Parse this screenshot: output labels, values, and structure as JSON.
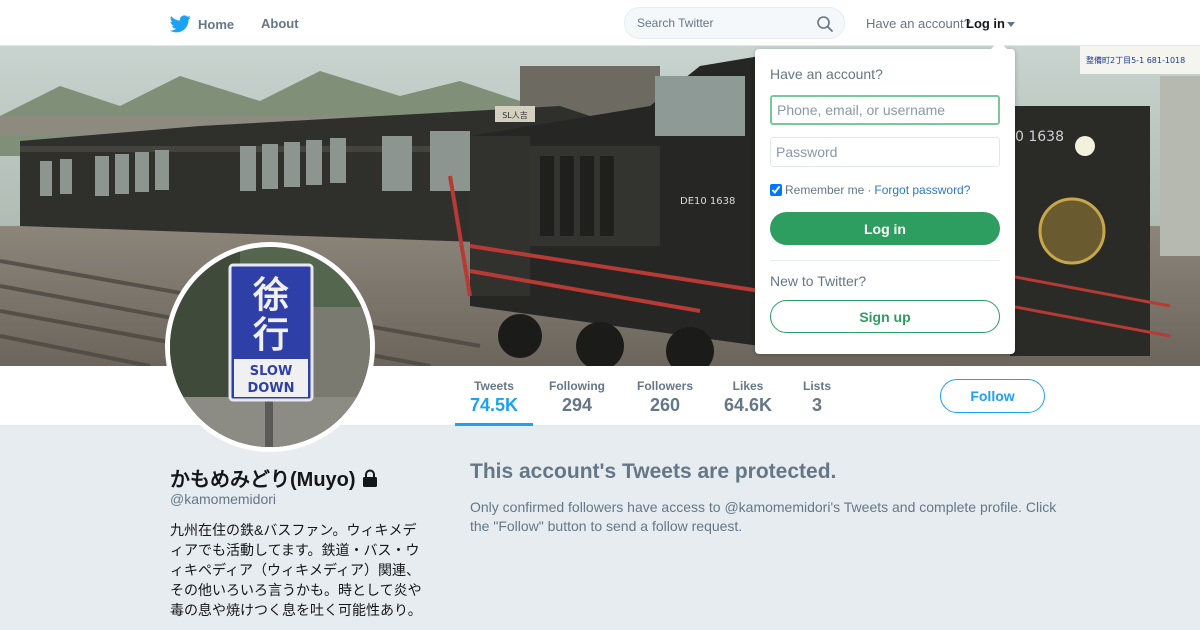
{
  "nav": {
    "home_label": "Home",
    "about_label": "About",
    "search_placeholder": "Search Twitter",
    "have_account_label": "Have an account?",
    "login_label": "Log in",
    "brand_color": "#1da1f2"
  },
  "avatar_sign": {
    "line1": "徐",
    "line2": "行",
    "line3": "SLOW",
    "line4": "DOWN"
  },
  "banner_signs": {
    "sl_plate": "SL人吉",
    "loco_number": "DE10 1638",
    "loco_number_right": "0 1638",
    "shop_sign": "整備町2丁目5-1 681-1018"
  },
  "stats": [
    {
      "label": "Tweets",
      "value": "74.5K",
      "active": true
    },
    {
      "label": "Following",
      "value": "294",
      "active": false
    },
    {
      "label": "Followers",
      "value": "260",
      "active": false
    },
    {
      "label": "Likes",
      "value": "64.6K",
      "active": false
    },
    {
      "label": "Lists",
      "value": "3",
      "active": false
    }
  ],
  "follow_button_label": "Follow",
  "profile": {
    "name": "かもめみどり(Muyo)",
    "handle": "@kamomemidori",
    "bio": "九州在住の鉄&バスファン。ウィキメディアでも活動してます。鉄道・バス・ウィキペディア（ウィキメディア）関連、その他いろいろ言うかも。時として炎や毒の息や焼けつく息を吐く可能性あり。"
  },
  "protected": {
    "title": "This account's Tweets are protected.",
    "text": "Only confirmed followers have access to @kamomemidori's Tweets and complete profile. Click the \"Follow\" button to send a follow request."
  },
  "login_dropdown": {
    "title": "Have an account?",
    "username_placeholder": "Phone, email, or username",
    "password_placeholder": "Password",
    "remember_label": "Remember me",
    "separator": "·",
    "forgot_label": "Forgot password?",
    "remember_checked": true,
    "login_button": "Log in",
    "new_label": "New to Twitter?",
    "signup_button": "Sign up",
    "accent_color": "#2d9e5f"
  }
}
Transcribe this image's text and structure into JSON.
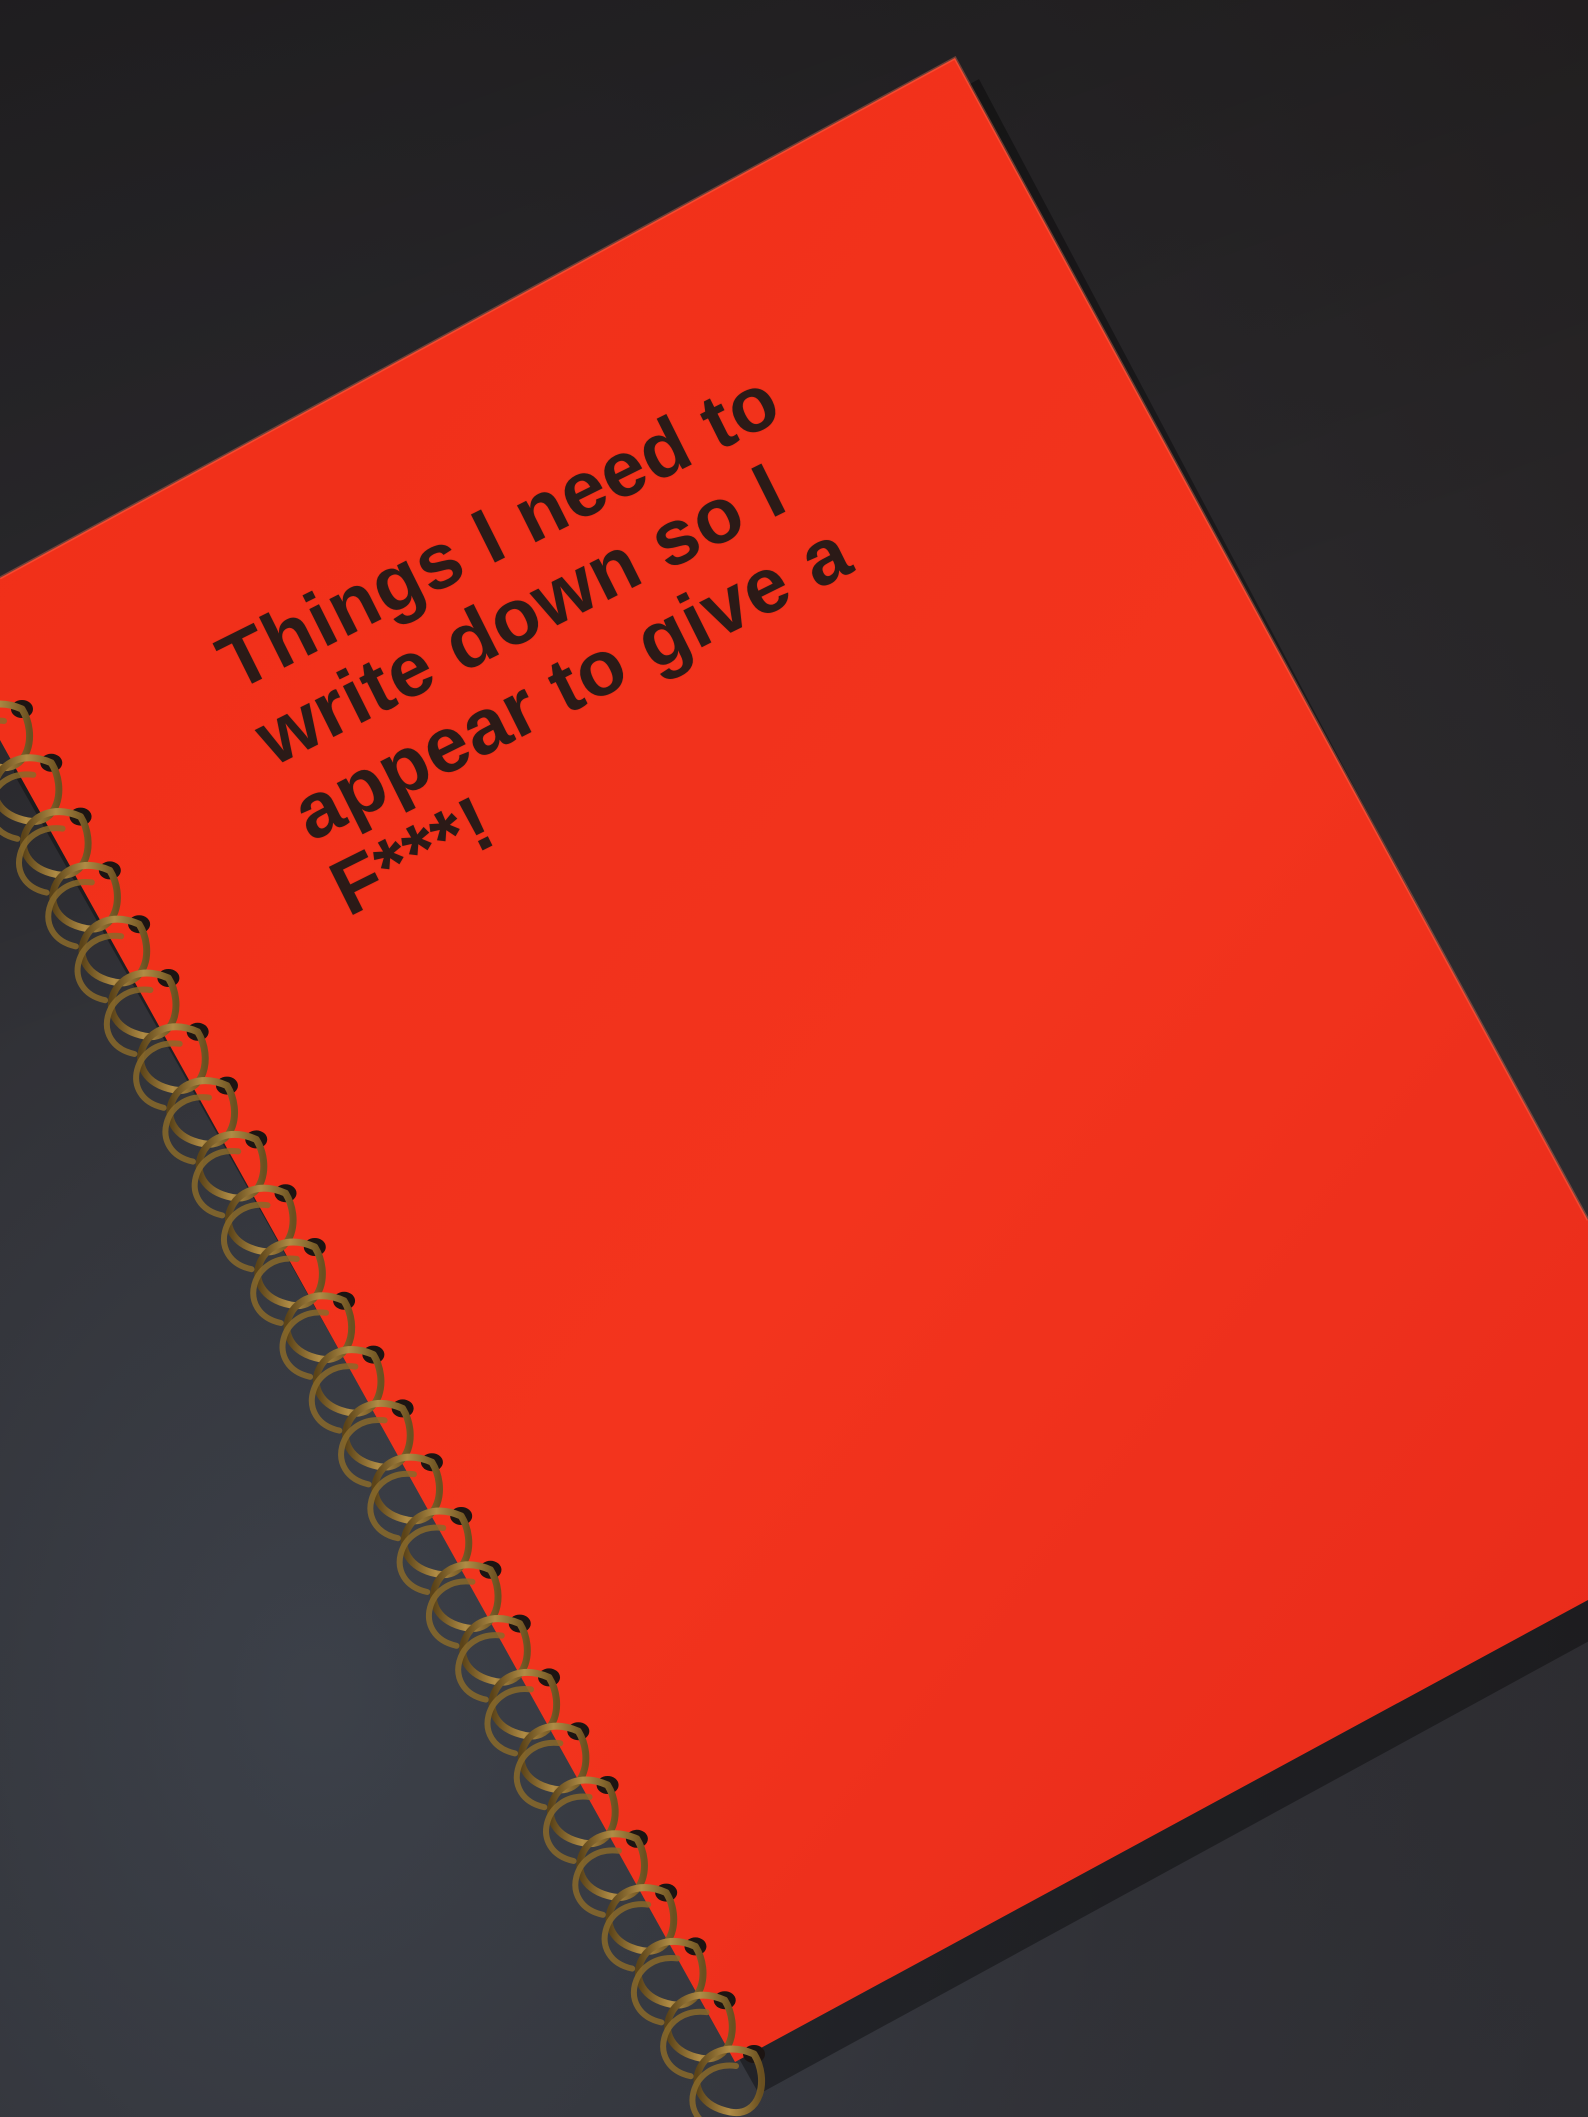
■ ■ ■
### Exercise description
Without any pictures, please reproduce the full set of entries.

### Result
Parse this screenshot: output labels, values, and structure as JSON.
{
  "nav": {
    "home_label": "Home",
    "about_label": "About",
    "search_placeholder": "Search Twitter",
    "have_account_label": "Have an account?",
    "login_label": "Log in",
    "brand_color": "#1da1f2"
  },
  "avatar_sign": {
    "line1": "徐",
    "line2": "行",
    "line3": "SLOW",
    "line4": "DOWN"
  },
  "banner_signs": {
    "sl_plate": "SL人吉",
    "loco_number": "DE10 1638",
    "loco_number_right": "0 1638",
    "shop_sign": "整備町2丁目5-1 681-1018"
  },
  "stats": [
    {
      "label": "Tweets",
      "value": "74.5K",
      "active": true
    },
    {
      "label": "Following",
      "value": "294",
      "active": false
    },
    {
      "label": "Followers",
      "value": "260",
      "active": false
    },
    {
      "label": "Likes",
      "value": "64.6K",
      "active": false
    },
    {
      "label": "Lists",
      "value": "3",
      "active": false
    }
  ],
  "follow_button_label": "Follow",
  "profile": {
    "name": "かもめみどり(Muyo)",
    "handle": "@kamomemidori",
    "bio": "九州在住の鉄&バスファン。ウィキメディアでも活動してます。鉄道・バス・ウィキペディア（ウィキメディア）関連、その他いろいろ言うかも。時として炎や毒の息や焼けつく息を吐く可能性あり。"
  },
  "protected": {
    "title": "This account's Tweets are protected.",
    "text": "Only confirmed followers have access to @kamomemidori's Tweets and complete profile. Click the \"Follow\" button to send a follow request."
  },
  "login_dropdown": {
    "title": "Have an account?",
    "username_placeholder": "Phone, email, or username",
    "password_placeholder": "Password",
    "remember_label": "Remember me",
    "separator": "·",
    "forgot_label": "Forgot password?",
    "remember_checked": true,
    "login_button": "Log in",
    "new_label": "New to Twitter?",
    "signup_button": "Sign up",
    "accent_color": "#2d9e5f"
  }
}
Transcribe this image's text and structure into JSON.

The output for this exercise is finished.